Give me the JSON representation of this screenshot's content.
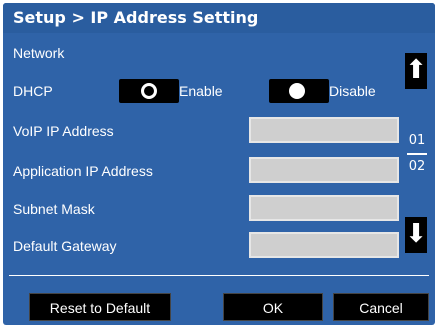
{
  "window": {
    "title": "Setup > IP Address Setting"
  },
  "network": {
    "section_label": "Network",
    "dhcp_label": "DHCP",
    "enable_label": "Enable",
    "disable_label": "Disable",
    "selected": "disable"
  },
  "fields": [
    {
      "label": "VoIP IP Address",
      "value": ""
    },
    {
      "label": "Application IP Address",
      "value": ""
    },
    {
      "label": "Subnet Mask",
      "value": ""
    },
    {
      "label": "Default Gateway",
      "value": ""
    }
  ],
  "pager": {
    "current": "01",
    "total": "02"
  },
  "buttons": {
    "reset_label": "Reset to Default",
    "ok_label": "OK",
    "cancel_label": "Cancel"
  },
  "icons": {
    "up": "up-arrow-icon",
    "down": "down-arrow-icon"
  },
  "colors": {
    "background": "#2f63a8",
    "field": "#cfcfcf",
    "button": "#000000",
    "text": "#ffffff"
  }
}
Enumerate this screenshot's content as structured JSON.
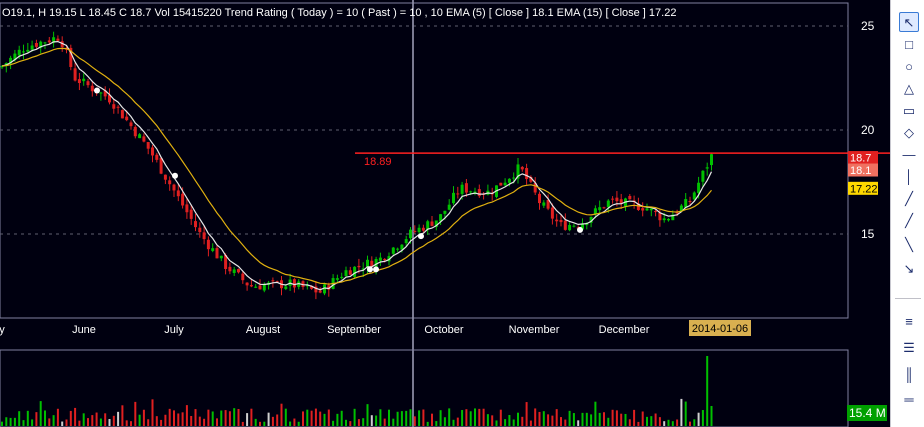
{
  "header": {
    "text": "O19.1, H 19.15 L 18.45 C 18.7  Vol 15415220  Trend Rating ( Today ) =    10 ( Past ) =    10 , 10   EMA  (5)  [ Close ] 18.1    EMA  (15)  [ Close ] 17.22"
  },
  "chart_data": {
    "type": "candlestick",
    "x_labels": [
      "y",
      "June",
      "July",
      "August",
      "September",
      "October",
      "November",
      "December"
    ],
    "cursor_date_label": "2014-01-06",
    "y_ticks": [
      "25",
      "20",
      "15"
    ],
    "ylim": [
      10.9,
      25.5
    ],
    "resistance": {
      "label": "18.89",
      "value": 18.89,
      "color": "#ff2020"
    },
    "price_tags": [
      {
        "label": "18.7",
        "value": 18.7,
        "bg": "#e02020",
        "fg": "#ffffff"
      },
      {
        "label": "18.1",
        "value": 18.1,
        "bg": "#f07060",
        "fg": "#ffffff"
      },
      {
        "label": "17.22",
        "value": 17.22,
        "bg": "#ffd800",
        "fg": "#000000"
      }
    ],
    "ema_colors": {
      "ema5": "#e6e6e6",
      "ema15": "#e0b010"
    },
    "volume_label": "15.4 M",
    "candle_colors": {
      "up": "#00c000",
      "down": "#e02020"
    },
    "highlight_marker_color": "#ffffff"
  },
  "toolbar": {
    "icons": [
      "cursor-icon",
      "rectangle-icon",
      "ellipse-icon",
      "triangle-icon",
      "rounded-rect-icon",
      "rhombus-icon",
      "hline-icon",
      "vline-icon",
      "line-icon",
      "line2-icon",
      "line3-icon",
      "arrow-icon",
      "equals-icon",
      "fib-icon",
      "cycle-icon",
      "gann-icon",
      "text-icon"
    ]
  }
}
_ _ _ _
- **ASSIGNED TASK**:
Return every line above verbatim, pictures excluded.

- **OUTPUT OF THE TASK**:
Give me the JSON representation of this screenshot's content.
{
  "window": {
    "title": "Setup > IP Address Setting"
  },
  "network": {
    "section_label": "Network",
    "dhcp_label": "DHCP",
    "enable_label": "Enable",
    "disable_label": "Disable",
    "selected": "disable"
  },
  "fields": [
    {
      "label": "VoIP IP Address",
      "value": ""
    },
    {
      "label": "Application IP Address",
      "value": ""
    },
    {
      "label": "Subnet Mask",
      "value": ""
    },
    {
      "label": "Default Gateway",
      "value": ""
    }
  ],
  "pager": {
    "current": "01",
    "total": "02"
  },
  "buttons": {
    "reset_label": "Reset to Default",
    "ok_label": "OK",
    "cancel_label": "Cancel"
  },
  "icons": {
    "up": "up-arrow-icon",
    "down": "down-arrow-icon"
  },
  "colors": {
    "background": "#2f63a8",
    "field": "#cfcfcf",
    "button": "#000000",
    "text": "#ffffff"
  }
}
Enumerate this screenshot's content as structured JSON.
{
  "header": {
    "text": "O19.1, H 19.15 L 18.45 C 18.7  Vol 15415220  Trend Rating ( Today ) =    10 ( Past ) =    10 , 10   EMA  (5)  [ Close ] 18.1    EMA  (15)  [ Close ] 17.22"
  },
  "chart_data": {
    "type": "candlestick",
    "x_labels": [
      "y",
      "June",
      "July",
      "August",
      "September",
      "October",
      "November",
      "December"
    ],
    "cursor_date_label": "2014-01-06",
    "y_ticks": [
      "25",
      "20",
      "15"
    ],
    "ylim": [
      10.9,
      25.5
    ],
    "resistance": {
      "label": "18.89",
      "value": 18.89,
      "color": "#ff2020"
    },
    "price_tags": [
      {
        "label": "18.7",
        "value": 18.7,
        "bg": "#e02020",
        "fg": "#ffffff"
      },
      {
        "label": "18.1",
        "value": 18.1,
        "bg": "#f07060",
        "fg": "#ffffff"
      },
      {
        "label": "17.22",
        "value": 17.22,
        "bg": "#ffd800",
        "fg": "#000000"
      }
    ],
    "ema_colors": {
      "ema5": "#e6e6e6",
      "ema15": "#e0b010"
    },
    "volume_label": "15.4 M",
    "candle_colors": {
      "up": "#00c000",
      "down": "#e02020"
    },
    "highlight_marker_color": "#ffffff"
  },
  "toolbar": {
    "icons": [
      "cursor-icon",
      "rectangle-icon",
      "ellipse-icon",
      "triangle-icon",
      "rounded-rect-icon",
      "rhombus-icon",
      "hline-icon",
      "vline-icon",
      "line-icon",
      "line2-icon",
      "line3-icon",
      "arrow-icon",
      "equals-icon",
      "fib-icon",
      "cycle-icon",
      "gann-icon",
      "text-icon"
    ]
  }
}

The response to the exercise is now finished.